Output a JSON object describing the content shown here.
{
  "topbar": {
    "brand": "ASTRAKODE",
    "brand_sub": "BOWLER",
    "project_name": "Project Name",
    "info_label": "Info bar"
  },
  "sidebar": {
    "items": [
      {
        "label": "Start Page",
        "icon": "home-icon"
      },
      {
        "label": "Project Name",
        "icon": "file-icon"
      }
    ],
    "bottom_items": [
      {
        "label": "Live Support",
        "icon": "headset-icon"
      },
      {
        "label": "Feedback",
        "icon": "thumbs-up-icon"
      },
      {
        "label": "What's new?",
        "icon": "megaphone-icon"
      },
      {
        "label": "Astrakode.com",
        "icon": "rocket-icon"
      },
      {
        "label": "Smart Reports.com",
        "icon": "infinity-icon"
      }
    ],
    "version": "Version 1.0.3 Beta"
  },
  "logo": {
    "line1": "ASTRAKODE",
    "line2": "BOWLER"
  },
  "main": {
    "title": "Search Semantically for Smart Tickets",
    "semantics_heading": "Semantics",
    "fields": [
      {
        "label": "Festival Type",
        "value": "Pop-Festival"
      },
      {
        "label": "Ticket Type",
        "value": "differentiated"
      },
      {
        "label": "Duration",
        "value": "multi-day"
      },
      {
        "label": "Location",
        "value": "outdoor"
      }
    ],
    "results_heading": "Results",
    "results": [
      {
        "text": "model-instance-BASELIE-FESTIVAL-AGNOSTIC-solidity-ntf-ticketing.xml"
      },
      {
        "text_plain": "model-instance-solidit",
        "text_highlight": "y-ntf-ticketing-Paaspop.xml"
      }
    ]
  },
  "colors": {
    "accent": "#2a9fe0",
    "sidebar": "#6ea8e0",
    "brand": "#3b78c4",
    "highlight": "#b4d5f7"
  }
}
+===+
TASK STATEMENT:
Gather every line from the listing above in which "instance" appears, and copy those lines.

RESPONSE FOR THIS EXERCISE:
        "text": "model-instance-BASELIE-FESTIVAL-AGNOSTIC-solidity-ntf-ticketing.xml"
        "text_plain": "model-instance-solidit",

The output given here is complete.